### [Task requirements]
Extract each line from the entries below that has the string "Microsoft" in it.

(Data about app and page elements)
+---+

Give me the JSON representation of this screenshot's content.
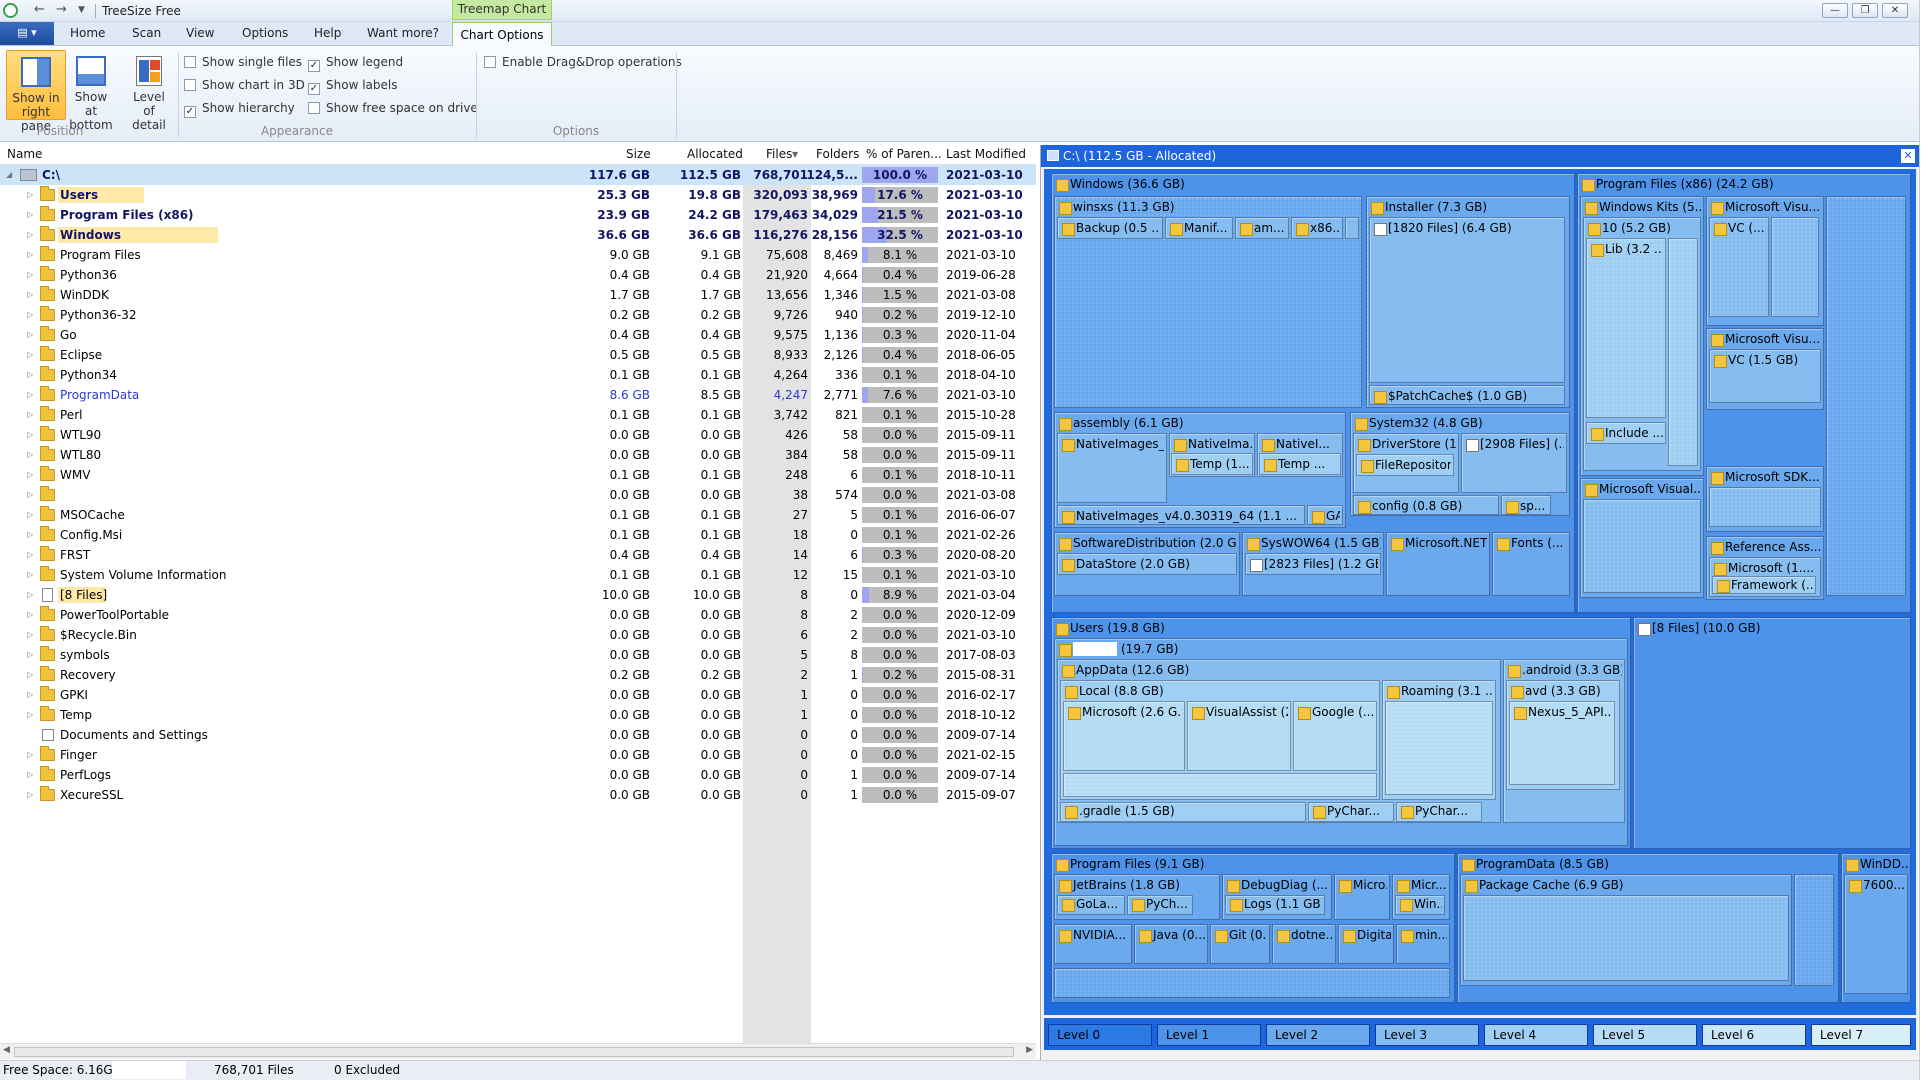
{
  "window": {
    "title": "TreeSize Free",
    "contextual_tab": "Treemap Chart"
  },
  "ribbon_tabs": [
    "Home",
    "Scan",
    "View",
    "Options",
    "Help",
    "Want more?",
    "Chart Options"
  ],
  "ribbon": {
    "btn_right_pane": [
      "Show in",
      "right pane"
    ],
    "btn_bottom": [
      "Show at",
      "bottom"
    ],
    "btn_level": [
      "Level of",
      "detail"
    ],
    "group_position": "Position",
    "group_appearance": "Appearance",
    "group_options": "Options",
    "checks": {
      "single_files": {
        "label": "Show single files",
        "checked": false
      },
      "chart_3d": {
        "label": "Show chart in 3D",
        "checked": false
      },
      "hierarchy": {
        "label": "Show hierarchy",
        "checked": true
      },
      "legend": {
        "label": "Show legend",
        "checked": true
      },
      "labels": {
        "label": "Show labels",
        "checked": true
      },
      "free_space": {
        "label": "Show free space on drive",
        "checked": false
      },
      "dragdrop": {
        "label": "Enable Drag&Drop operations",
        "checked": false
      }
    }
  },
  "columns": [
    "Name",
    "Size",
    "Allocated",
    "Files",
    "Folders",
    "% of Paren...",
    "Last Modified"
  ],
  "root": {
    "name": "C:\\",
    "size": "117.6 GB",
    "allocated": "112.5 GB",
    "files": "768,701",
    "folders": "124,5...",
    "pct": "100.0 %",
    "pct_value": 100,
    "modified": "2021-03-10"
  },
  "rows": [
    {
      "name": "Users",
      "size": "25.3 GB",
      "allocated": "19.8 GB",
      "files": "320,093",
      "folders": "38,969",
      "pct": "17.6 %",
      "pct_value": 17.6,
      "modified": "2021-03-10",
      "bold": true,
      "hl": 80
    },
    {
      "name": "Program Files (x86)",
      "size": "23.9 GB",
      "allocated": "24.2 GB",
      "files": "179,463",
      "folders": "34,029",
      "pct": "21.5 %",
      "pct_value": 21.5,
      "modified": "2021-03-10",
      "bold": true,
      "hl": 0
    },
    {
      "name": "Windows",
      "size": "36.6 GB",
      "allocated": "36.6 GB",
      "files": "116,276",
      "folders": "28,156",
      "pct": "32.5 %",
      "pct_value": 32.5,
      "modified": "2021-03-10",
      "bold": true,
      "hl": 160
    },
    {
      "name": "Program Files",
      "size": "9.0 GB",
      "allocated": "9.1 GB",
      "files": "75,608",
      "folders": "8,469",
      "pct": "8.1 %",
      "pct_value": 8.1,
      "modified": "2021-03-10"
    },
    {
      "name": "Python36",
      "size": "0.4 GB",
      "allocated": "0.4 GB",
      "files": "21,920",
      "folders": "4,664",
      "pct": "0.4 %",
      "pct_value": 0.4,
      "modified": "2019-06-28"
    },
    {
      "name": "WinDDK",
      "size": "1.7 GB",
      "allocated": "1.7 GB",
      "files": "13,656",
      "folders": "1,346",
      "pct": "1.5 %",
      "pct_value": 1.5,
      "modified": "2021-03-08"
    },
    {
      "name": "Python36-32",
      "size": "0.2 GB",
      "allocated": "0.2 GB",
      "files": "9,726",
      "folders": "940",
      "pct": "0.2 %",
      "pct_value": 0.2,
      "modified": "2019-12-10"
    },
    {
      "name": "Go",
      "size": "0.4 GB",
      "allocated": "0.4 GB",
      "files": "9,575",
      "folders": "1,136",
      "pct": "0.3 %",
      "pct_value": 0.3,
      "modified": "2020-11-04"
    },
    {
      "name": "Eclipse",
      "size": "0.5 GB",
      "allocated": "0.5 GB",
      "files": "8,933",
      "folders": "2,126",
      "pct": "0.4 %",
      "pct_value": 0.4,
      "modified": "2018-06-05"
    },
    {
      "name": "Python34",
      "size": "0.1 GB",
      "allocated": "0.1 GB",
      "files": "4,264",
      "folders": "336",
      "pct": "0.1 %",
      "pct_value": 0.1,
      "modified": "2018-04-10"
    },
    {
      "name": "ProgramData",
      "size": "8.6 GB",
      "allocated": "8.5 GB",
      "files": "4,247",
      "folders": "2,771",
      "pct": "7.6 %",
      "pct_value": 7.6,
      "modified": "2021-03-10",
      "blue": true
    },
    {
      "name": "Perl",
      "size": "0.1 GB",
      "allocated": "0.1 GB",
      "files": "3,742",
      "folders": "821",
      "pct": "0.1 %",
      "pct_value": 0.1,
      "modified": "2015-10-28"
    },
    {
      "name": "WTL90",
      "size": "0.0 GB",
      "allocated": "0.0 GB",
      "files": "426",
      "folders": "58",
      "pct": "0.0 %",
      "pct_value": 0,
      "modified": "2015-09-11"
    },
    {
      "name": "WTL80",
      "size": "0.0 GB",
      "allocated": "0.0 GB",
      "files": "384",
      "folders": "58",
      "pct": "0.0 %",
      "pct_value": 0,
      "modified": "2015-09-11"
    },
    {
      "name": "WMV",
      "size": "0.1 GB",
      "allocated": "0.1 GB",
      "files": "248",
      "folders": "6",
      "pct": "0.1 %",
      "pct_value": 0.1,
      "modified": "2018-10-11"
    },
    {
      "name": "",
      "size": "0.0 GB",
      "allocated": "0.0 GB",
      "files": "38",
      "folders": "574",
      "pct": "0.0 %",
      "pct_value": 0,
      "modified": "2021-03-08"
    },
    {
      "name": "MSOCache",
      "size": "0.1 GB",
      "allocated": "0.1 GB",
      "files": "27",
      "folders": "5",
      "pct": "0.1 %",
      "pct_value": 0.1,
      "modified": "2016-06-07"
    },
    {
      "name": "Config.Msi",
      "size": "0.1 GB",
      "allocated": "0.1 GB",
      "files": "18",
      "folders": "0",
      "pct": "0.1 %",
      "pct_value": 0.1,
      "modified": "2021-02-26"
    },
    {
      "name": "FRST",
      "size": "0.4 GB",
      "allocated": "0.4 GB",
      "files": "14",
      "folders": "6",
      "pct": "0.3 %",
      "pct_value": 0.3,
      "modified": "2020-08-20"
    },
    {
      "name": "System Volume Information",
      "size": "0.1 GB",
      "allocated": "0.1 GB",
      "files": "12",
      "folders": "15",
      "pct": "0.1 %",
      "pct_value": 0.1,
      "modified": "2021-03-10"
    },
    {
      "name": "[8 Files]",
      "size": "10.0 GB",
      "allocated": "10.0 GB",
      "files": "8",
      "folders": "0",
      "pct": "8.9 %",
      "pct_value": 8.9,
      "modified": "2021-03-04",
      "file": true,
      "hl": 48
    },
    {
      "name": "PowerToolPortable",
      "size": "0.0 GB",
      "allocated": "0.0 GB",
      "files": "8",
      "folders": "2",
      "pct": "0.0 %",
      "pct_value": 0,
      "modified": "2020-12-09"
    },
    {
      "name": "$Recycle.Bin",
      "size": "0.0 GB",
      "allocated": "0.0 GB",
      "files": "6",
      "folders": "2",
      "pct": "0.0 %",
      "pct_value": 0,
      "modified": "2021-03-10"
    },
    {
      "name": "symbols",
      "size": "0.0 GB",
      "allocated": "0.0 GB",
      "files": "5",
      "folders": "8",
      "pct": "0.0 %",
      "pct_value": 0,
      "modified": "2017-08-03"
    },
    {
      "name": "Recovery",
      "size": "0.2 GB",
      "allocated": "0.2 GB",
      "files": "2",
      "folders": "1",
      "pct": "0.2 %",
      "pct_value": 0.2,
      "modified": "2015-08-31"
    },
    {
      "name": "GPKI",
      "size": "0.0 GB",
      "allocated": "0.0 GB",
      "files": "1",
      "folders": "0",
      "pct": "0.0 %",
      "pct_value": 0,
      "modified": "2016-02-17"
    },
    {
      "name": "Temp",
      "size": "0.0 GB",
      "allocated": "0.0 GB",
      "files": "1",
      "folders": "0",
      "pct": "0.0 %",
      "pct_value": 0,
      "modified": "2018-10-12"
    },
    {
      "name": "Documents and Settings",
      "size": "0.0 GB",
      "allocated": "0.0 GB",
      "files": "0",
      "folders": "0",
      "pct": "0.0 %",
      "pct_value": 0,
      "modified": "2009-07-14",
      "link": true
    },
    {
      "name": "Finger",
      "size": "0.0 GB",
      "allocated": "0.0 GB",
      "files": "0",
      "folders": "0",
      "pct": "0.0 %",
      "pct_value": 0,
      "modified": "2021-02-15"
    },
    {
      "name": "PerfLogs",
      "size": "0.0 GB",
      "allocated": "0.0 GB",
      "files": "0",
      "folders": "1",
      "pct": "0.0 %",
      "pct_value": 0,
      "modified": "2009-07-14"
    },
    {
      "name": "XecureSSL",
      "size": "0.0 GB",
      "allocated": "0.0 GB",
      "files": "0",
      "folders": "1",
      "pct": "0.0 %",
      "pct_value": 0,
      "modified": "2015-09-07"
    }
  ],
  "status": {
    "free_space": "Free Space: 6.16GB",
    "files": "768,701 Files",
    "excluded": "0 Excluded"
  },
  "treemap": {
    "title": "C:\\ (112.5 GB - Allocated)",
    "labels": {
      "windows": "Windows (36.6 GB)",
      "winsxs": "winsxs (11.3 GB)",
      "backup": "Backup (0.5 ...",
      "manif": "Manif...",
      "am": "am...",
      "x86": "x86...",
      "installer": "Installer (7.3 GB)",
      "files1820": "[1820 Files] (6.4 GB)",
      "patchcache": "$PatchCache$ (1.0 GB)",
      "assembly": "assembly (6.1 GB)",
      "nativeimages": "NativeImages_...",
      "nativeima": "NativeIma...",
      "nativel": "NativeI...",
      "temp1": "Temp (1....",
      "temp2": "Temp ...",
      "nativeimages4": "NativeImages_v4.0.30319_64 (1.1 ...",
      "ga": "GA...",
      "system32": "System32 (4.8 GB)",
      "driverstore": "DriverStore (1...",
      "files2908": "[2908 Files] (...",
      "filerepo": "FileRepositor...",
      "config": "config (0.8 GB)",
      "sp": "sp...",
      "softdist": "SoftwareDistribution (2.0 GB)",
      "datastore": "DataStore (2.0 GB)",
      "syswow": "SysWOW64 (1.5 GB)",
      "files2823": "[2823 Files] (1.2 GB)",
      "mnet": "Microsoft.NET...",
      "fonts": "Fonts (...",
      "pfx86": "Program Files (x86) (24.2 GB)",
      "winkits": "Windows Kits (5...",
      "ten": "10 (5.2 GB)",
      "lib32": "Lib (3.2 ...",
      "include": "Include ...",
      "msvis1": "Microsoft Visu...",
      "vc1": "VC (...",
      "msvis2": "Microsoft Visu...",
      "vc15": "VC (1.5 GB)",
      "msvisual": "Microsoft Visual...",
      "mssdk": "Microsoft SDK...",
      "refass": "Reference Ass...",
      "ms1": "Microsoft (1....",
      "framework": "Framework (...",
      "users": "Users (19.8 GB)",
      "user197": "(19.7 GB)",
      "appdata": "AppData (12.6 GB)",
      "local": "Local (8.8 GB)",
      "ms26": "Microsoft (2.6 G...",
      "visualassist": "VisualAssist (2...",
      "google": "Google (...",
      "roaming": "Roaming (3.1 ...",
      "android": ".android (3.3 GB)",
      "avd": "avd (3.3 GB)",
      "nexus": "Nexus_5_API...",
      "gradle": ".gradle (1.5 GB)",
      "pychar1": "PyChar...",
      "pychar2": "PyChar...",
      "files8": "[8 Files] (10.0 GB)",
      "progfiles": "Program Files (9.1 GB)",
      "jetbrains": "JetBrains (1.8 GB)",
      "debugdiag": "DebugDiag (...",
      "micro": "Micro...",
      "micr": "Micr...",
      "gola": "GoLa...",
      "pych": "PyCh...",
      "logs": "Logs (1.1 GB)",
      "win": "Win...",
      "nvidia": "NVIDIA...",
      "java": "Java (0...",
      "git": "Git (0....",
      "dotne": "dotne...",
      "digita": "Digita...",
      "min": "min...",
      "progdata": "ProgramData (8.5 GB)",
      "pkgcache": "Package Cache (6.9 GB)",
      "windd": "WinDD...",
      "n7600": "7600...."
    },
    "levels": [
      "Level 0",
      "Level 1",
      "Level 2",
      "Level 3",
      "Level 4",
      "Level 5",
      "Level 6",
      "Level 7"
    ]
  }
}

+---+

### [Your response]
      "mnet": "Microsoft.NET...",
      "msvis1": "Microsoft Visu...",
      "msvis2": "Microsoft Visu...",
      "msvisual": "Microsoft Visual...",
      "mssdk": "Microsoft SDK...",
      "ms1": "Microsoft (1....",
      "ms26": "Microsoft (2.6 G...",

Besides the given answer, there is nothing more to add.